Enquiries reveal that the existing format of vehicle registration numbers was introduced after the Union government made suitable amendments to the Motor Vehicles Act and Rules in 1989.

While introducing the new format, the State government earmarked ‘N’ series for State Transport Corporation vehicles and ‘G’ for government vehicles. In the existing format, the first two alphabets indicate the State and the next two numbers pertain to the concerned Regional Transport Office where the registration is made, followed by an alphabetical serial and final four numbers denote the concerned vehicle.
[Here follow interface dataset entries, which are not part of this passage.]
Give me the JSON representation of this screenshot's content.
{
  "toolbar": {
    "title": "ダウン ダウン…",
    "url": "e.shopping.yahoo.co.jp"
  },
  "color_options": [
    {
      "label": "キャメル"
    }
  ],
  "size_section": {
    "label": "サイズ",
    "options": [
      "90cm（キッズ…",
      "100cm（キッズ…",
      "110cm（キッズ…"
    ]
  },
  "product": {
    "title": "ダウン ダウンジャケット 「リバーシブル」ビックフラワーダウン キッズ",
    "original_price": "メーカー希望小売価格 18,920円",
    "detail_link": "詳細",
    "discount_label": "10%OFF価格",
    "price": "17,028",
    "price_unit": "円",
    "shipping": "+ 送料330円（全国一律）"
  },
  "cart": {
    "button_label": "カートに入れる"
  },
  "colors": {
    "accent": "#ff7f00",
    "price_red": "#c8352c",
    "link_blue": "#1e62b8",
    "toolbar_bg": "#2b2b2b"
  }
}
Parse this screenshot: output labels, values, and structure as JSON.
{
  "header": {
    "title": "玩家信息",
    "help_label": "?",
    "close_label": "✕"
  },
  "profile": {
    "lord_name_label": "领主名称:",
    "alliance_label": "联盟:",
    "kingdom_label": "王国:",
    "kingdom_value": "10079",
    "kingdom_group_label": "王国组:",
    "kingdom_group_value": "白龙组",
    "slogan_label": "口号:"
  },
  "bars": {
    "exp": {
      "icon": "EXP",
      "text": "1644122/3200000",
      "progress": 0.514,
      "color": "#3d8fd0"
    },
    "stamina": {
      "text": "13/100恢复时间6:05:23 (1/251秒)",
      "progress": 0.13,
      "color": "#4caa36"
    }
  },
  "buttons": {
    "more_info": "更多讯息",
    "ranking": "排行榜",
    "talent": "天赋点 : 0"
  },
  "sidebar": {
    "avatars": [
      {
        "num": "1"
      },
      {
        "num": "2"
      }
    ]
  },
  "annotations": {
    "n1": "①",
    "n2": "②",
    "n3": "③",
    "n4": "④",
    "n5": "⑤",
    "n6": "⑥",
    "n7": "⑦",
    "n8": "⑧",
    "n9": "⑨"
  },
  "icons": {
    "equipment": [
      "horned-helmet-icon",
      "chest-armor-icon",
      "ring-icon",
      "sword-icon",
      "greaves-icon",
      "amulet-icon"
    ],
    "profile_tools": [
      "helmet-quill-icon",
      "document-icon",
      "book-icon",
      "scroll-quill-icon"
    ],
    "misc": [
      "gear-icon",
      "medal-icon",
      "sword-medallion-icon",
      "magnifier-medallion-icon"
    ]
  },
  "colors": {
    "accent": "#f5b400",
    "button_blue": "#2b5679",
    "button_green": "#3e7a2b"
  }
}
Prior to 1989 also, the State government has earmarked specific registration series such as – ‘TMN’, ‘TML’ and ‘TCB’ for vehicles registered in the name of State Transport Undertakings between 1970 and 1989 and ‘MSN’ for the vehicles registered prior to 1970, say sources.

Interestingly, some vehicles bearing such registration numbers are still seen plying as educational institution vehicles, transporting students on city roads, though these vehicles hit the roads as public transport carriers prior to 1989.

Thus, it becomes apparent that these vehicles are being put to extended and exhaustive use despite the restriction of validity of their registration period of 15 years as mentioned in their registration certificates (RC).

When contacted, sources in the Transport Department said that though the RC validity has been restricted to 15-year period, fitness certificates (FC) would be issued to such vehicles if they fulfil the conditions laid down for the extension of RC period. Generally, FCs would be issued after checking the condition of engines brakes and floor and seats besides interior and exterior of the vehicle.

Stating that an application for FC for old vehicles cannot be rejected for the simple reason that the vehicle has been used for more than 15 years, the sources say that FC of an old vehicle could be extended as long as the engine condition and other criteria were satisfactory.

Further, there was no clause in the MV Act or Rules that specify the exact life of a vehicle.

It has been mentioned in the Act that registration of a vehicle could be cancelled if it was found incapable of being used or its use in a public place would cause danger to public, they add.